◆ **Problem requirements**:
Starting with the first line, output the data exactly, through to the last line.

Records from a collection
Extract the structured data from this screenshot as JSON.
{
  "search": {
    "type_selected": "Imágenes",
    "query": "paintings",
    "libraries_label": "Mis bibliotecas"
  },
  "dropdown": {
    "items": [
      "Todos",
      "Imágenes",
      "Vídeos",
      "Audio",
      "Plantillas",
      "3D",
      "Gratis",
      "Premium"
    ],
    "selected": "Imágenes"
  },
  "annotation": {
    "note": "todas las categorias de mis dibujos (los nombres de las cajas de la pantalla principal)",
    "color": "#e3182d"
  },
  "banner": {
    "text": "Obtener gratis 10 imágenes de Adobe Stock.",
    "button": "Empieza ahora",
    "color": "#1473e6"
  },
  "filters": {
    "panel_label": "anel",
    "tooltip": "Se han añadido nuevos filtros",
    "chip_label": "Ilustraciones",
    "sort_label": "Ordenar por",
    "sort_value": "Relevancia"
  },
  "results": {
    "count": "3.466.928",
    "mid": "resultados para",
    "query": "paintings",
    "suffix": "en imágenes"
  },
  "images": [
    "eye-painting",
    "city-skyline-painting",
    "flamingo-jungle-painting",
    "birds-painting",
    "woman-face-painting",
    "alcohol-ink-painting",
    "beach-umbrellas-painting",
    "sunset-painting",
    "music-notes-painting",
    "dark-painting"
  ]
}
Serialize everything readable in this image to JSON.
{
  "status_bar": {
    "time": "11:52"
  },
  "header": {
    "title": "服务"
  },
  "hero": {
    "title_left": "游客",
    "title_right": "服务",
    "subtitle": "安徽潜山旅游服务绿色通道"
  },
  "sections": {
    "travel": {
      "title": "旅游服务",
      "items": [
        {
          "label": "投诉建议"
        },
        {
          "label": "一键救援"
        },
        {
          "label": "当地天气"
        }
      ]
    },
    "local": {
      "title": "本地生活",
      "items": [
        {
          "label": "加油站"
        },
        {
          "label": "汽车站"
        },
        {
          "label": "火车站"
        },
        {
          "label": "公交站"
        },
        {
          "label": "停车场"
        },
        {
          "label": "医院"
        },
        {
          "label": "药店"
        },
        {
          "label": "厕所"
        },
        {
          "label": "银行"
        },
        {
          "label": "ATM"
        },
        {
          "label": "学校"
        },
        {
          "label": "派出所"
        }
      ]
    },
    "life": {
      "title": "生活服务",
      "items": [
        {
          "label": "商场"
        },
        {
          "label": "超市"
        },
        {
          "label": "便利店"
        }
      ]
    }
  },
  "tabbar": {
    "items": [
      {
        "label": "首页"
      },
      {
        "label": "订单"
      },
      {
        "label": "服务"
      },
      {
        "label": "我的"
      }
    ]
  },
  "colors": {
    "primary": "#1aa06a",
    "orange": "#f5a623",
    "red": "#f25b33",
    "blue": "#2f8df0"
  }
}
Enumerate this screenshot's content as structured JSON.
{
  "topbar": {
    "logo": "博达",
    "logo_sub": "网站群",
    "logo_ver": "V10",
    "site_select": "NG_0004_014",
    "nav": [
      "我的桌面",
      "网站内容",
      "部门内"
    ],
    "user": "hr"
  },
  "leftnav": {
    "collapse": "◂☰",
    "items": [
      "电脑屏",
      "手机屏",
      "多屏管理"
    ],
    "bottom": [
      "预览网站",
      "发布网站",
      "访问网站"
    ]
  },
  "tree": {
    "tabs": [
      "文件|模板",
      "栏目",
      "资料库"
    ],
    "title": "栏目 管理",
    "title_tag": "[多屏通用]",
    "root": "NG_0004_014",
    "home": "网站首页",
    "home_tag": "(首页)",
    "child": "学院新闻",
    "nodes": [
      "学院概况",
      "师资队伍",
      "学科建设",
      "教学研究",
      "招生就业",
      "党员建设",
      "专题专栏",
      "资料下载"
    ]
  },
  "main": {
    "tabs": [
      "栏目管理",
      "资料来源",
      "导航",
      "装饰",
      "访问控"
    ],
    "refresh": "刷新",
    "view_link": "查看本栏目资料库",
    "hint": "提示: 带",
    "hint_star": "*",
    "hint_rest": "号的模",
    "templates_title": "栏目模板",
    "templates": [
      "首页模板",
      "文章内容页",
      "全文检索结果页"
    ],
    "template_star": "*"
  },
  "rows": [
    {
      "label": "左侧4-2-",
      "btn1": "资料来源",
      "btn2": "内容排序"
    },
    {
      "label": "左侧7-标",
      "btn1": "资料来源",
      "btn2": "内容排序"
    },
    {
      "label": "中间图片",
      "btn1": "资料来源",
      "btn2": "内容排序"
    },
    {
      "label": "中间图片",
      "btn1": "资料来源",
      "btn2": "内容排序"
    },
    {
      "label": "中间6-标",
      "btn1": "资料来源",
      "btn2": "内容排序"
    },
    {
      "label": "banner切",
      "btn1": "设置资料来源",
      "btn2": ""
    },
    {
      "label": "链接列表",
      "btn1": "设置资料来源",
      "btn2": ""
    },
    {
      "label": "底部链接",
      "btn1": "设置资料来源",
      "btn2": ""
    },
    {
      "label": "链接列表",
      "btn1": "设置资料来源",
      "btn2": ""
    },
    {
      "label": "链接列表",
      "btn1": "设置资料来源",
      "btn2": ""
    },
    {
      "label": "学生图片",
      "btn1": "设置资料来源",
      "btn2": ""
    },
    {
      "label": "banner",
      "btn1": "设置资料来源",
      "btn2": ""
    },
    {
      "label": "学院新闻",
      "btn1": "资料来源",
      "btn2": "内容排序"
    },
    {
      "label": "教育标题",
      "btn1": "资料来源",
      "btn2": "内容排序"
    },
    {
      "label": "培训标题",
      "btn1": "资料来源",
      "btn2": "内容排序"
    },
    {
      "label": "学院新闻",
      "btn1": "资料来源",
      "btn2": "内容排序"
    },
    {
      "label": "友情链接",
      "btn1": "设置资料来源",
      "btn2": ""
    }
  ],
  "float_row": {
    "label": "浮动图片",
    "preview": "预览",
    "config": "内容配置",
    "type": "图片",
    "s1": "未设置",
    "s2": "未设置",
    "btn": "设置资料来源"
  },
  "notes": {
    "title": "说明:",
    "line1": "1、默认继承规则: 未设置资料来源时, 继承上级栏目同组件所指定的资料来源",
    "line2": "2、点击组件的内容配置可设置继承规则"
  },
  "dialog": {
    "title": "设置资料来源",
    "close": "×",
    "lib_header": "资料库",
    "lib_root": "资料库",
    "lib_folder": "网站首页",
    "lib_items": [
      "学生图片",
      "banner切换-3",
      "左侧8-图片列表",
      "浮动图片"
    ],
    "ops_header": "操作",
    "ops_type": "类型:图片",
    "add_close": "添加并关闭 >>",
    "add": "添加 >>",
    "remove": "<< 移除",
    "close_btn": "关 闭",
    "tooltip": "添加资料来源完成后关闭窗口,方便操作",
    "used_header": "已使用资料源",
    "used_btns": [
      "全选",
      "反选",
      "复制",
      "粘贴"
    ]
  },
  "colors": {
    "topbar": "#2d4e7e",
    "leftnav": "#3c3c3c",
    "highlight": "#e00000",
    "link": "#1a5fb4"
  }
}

◆ **Answer for the task**:
Extract the structured data from this screenshot as JSON.
{
  "search": {
    "type_selected": "Imágenes",
    "query": "paintings",
    "libraries_label": "Mis bibliotecas"
  },
  "dropdown": {
    "items": [
      "Todos",
      "Imágenes",
      "Vídeos",
      "Audio",
      "Plantillas",
      "3D",
      "Gratis",
      "Premium"
    ],
    "selected": "Imágenes"
  },
  "annotation": {
    "note": "todas las categorias de mis dibujos (los nombres de las cajas de la pantalla principal)",
    "color": "#e3182d"
  },
  "banner": {
    "text": "Obtener gratis 10 imágenes de Adobe Stock.",
    "button": "Empieza ahora",
    "color": "#1473e6"
  },
  "filters": {
    "panel_label": "anel",
    "tooltip": "Se han añadido nuevos filtros",
    "chip_label": "Ilustraciones",
    "sort_label": "Ordenar por",
    "sort_value": "Relevancia"
  },
  "results": {
    "count": "3.466.928",
    "mid": "resultados para",
    "query": "paintings",
    "suffix": "en imágenes"
  },
  "images": [
    "eye-painting",
    "city-skyline-painting",
    "flamingo-jungle-painting",
    "birds-painting",
    "woman-face-painting",
    "alcohol-ink-painting",
    "beach-umbrellas-painting",
    "sunset-painting",
    "music-notes-painting",
    "dark-painting"
  ]
}
Serialize everything readable in this image to JSON.
{
  "status_bar": {
    "time": "11:52"
  },
  "header": {
    "title": "服务"
  },
  "hero": {
    "title_left": "游客",
    "title_right": "服务",
    "subtitle": "安徽潜山旅游服务绿色通道"
  },
  "sections": {
    "travel": {
      "title": "旅游服务",
      "items": [
        {
          "label": "投诉建议"
        },
        {
          "label": "一键救援"
        },
        {
          "label": "当地天气"
        }
      ]
    },
    "local": {
      "title": "本地生活",
      "items": [
        {
          "label": "加油站"
        },
        {
          "label": "汽车站"
        },
        {
          "label": "火车站"
        },
        {
          "label": "公交站"
        },
        {
          "label": "停车场"
        },
        {
          "label": "医院"
        },
        {
          "label": "药店"
        },
        {
          "label": "厕所"
        },
        {
          "label": "银行"
        },
        {
          "label": "ATM"
        },
        {
          "label": "学校"
        },
        {
          "label": "派出所"
        }
      ]
    },
    "life": {
      "title": "生活服务",
      "items": [
        {
          "label": "商场"
        },
        {
          "label": "超市"
        },
        {
          "label": "便利店"
        }
      ]
    }
  },
  "tabbar": {
    "items": [
      {
        "label": "首页"
      },
      {
        "label": "订单"
      },
      {
        "label": "服务"
      },
      {
        "label": "我的"
      }
    ]
  },
  "colors": {
    "primary": "#1aa06a",
    "orange": "#f5a623",
    "red": "#f25b33",
    "blue": "#2f8df0"
  }
}
Enumerate this screenshot's content as structured JSON.
{
  "topbar": {
    "logo": "博达",
    "logo_sub": "网站群",
    "logo_ver": "V10",
    "site_select": "NG_0004_014",
    "nav": [
      "我的桌面",
      "网站内容",
      "部门内"
    ],
    "user": "hr"
  },
  "leftnav": {
    "collapse": "◂☰",
    "items": [
      "电脑屏",
      "手机屏",
      "多屏管理"
    ],
    "bottom": [
      "预览网站",
      "发布网站",
      "访问网站"
    ]
  },
  "tree": {
    "tabs": [
      "文件|模板",
      "栏目",
      "资料库"
    ],
    "title": "栏目 管理",
    "title_tag": "[多屏通用]",
    "root": "NG_0004_014",
    "home": "网站首页",
    "home_tag": "(首页)",
    "child": "学院新闻",
    "nodes": [
      "学院概况",
      "师资队伍",
      "学科建设",
      "教学研究",
      "招生就业",
      "党员建设",
      "专题专栏",
      "资料下载"
    ]
  },
  "main": {
    "tabs": [
      "栏目管理",
      "资料来源",
      "导航",
      "装饰",
      "访问控"
    ],
    "refresh": "刷新",
    "view_link": "查看本栏目资料库",
    "hint": "提示: 带",
    "hint_star": "*",
    "hint_rest": "号的模",
    "templates_title": "栏目模板",
    "templates": [
      "首页模板",
      "文章内容页",
      "全文检索结果页"
    ],
    "template_star": "*"
  },
  "rows": [
    {
      "label": "左侧4-2-",
      "btn1": "资料来源",
      "btn2": "内容排序"
    },
    {
      "label": "左侧7-标",
      "btn1": "资料来源",
      "btn2": "内容排序"
    },
    {
      "label": "中间图片",
      "btn1": "资料来源",
      "btn2": "内容排序"
    },
    {
      "label": "中间图片",
      "btn1": "资料来源",
      "btn2": "内容排序"
    },
    {
      "label": "中间6-标",
      "btn1": "资料来源",
      "btn2": "内容排序"
    },
    {
      "label": "banner切",
      "btn1": "设置资料来源",
      "btn2": ""
    },
    {
      "label": "链接列表",
      "btn1": "设置资料来源",
      "btn2": ""
    },
    {
      "label": "底部链接",
      "btn1": "设置资料来源",
      "btn2": ""
    },
    {
      "label": "链接列表",
      "btn1": "设置资料来源",
      "btn2": ""
    },
    {
      "label": "链接列表",
      "btn1": "设置资料来源",
      "btn2": ""
    },
    {
      "label": "学生图片",
      "btn1": "设置资料来源",
      "btn2": ""
    },
    {
      "label": "banner",
      "btn1": "设置资料来源",
      "btn2": ""
    },
    {
      "label": "学院新闻",
      "btn1": "资料来源",
      "btn2": "内容排序"
    },
    {
      "label": "教育标题",
      "btn1": "资料来源",
      "btn2": "内容排序"
    },
    {
      "label": "培训标题",
      "btn1": "资料来源",
      "btn2": "内容排序"
    },
    {
      "label": "学院新闻",
      "btn1": "资料来源",
      "btn2": "内容排序"
    },
    {
      "label": "友情链接",
      "btn1": "设置资料来源",
      "btn2": ""
    }
  ],
  "float_row": {
    "label": "浮动图片",
    "preview": "预览",
    "config": "内容配置",
    "type": "图片",
    "s1": "未设置",
    "s2": "未设置",
    "btn": "设置资料来源"
  },
  "notes": {
    "title": "说明:",
    "line1": "1、默认继承规则: 未设置资料来源时, 继承上级栏目同组件所指定的资料来源",
    "line2": "2、点击组件的内容配置可设置继承规则"
  },
  "dialog": {
    "title": "设置资料来源",
    "close": "×",
    "lib_header": "资料库",
    "lib_root": "资料库",
    "lib_folder": "网站首页",
    "lib_items": [
      "学生图片",
      "banner切换-3",
      "左侧8-图片列表",
      "浮动图片"
    ],
    "ops_header": "操作",
    "ops_type": "类型:图片",
    "add_close": "添加并关闭 >>",
    "add": "添加 >>",
    "remove": "<< 移除",
    "close_btn": "关 闭",
    "tooltip": "添加资料来源完成后关闭窗口,方便操作",
    "used_header": "已使用资料源",
    "used_btns": [
      "全选",
      "反选",
      "复制",
      "粘贴"
    ]
  },
  "colors": {
    "topbar": "#2d4e7e",
    "leftnav": "#3c3c3c",
    "highlight": "#e00000",
    "link": "#1a5fb4"
  }
}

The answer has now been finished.